But preaching and evangelizing are not telling them without consulting them, our images show. Pastoral care is not being nice to them with the prospect of some day clobbering them through disciplining. Reconciling is not getting unanimity so that teaching in some artificial one-way sense is thereafter the order of the day. Theologizing is not getting it so ordered that nothing is left but dishing it out. And so on.
What our functional images point to is a unified attitude about ministry — complex enough to take various needs and functions and situations as they come, but with no sense of inherent contradiction among them. You thought you were simply engaged, shepherding fashion, in helping and encouraging Mrs. Sizzle. But when she goes on to criticizing the church, taking apart the book of Genesis, denigrating the morals of the clergy, and attacking the Communion service, why is it not both wise and fun to shift gears and deal with her on those terms? Only a complexly unified ministry can do this.
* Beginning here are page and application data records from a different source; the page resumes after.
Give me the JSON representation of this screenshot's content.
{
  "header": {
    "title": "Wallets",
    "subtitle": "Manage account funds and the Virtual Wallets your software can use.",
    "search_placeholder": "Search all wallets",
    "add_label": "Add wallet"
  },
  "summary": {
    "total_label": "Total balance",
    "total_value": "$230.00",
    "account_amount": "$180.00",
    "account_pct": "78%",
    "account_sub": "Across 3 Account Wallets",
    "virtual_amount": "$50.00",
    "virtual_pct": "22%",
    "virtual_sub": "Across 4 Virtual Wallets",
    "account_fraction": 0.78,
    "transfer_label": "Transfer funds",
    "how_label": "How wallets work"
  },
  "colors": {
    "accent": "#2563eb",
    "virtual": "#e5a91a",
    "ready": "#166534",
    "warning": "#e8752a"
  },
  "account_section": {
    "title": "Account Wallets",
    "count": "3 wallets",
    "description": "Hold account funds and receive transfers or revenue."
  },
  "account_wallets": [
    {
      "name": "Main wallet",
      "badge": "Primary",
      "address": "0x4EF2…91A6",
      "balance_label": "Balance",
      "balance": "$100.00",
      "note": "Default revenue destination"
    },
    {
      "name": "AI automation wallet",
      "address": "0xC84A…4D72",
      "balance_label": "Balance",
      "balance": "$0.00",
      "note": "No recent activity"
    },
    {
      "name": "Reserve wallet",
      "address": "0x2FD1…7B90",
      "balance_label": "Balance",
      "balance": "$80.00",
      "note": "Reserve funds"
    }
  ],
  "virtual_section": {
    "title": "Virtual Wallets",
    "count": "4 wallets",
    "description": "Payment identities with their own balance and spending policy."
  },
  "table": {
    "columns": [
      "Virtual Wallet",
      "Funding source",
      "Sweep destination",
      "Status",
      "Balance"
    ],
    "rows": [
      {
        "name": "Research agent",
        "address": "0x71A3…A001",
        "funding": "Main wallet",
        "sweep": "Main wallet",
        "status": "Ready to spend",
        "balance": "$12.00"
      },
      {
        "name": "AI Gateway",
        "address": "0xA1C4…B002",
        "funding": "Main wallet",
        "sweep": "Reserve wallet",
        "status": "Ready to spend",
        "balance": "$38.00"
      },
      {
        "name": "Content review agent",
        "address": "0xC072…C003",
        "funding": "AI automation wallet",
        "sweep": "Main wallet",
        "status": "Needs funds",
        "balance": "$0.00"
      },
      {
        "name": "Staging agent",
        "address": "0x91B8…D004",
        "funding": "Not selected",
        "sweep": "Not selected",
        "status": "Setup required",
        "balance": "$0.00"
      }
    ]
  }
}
The Ambiguity of Unity
What are the "units" of a complex unity? At least in the ministry, they are not purely behavioral. We cannot say the unity lies in talk; so go on talking. But neither is it in listening alone, nor in performing traditional rites, nor in being attentive to the voice of the news, nor in hatchet-buryings between various kinds of antagonists.
Function is larger than behavior. Function always tries toward goals but with no necessary security that those goals can be reached. Christian function is bound to rely at times on certain traditional means, such as those of celebration and preaching. But beyond those, and within the limits of decency and order, it may use any means at hand to move a step ahead.
Its preparations are almost inseparable from its activities. Theologizing and disciplining may be seen as the images show them here, as preparation; but unless they issue in function, they are vain. By the same token, the other seven images that are shown in active function could have been shown, instead, in terms of preparation. For every function there is preparation, else the ministry is not responsible.
But unity contains ambiguity if it is the kind of unity that, in the mind of the minister, makes it hang together for him despite the variety of his activities seen in the usual categories. The ambiguity is deepened because the skills needed are very rarely present in high degree in any one person. But it seems to me it is just this ambiguity that adds to the zest of ministering, in any setting new or old. Forget the perfectionism; do well what you can do well; shore up your weaknesses to some point — and then rejoice that you are not on the assembly line doing the same thing every ten minutes. For those who want assembly lines, the ministry is the wrong place to look.